▶ _TASK GOAL_:
Within the material below, find each line bearing the word "name" and present it.

LISTED ENTRIES START

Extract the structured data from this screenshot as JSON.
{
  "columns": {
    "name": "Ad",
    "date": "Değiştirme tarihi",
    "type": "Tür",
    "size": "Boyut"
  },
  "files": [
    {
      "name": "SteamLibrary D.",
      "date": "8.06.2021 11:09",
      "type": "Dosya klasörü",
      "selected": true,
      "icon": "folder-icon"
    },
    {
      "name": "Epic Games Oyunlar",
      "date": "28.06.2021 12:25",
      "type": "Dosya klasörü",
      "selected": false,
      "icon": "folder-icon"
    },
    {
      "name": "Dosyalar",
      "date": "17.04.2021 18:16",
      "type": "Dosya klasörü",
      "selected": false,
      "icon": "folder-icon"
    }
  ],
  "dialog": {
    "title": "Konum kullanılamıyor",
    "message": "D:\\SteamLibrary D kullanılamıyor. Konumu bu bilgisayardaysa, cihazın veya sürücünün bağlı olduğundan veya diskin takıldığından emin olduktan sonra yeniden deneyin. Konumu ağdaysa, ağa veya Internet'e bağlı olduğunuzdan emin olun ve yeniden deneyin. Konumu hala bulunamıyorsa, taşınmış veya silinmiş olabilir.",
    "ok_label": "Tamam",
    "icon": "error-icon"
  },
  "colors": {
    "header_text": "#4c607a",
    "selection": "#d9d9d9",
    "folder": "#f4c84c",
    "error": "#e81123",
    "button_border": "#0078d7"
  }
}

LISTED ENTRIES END

▶ _ANSWER TO THIS PROBLEM_:
    "name": "Ad",
      "name": "SteamLibrary D.",
      "name": "Epic Games Oyunlar",
      "name": "Dosyalar",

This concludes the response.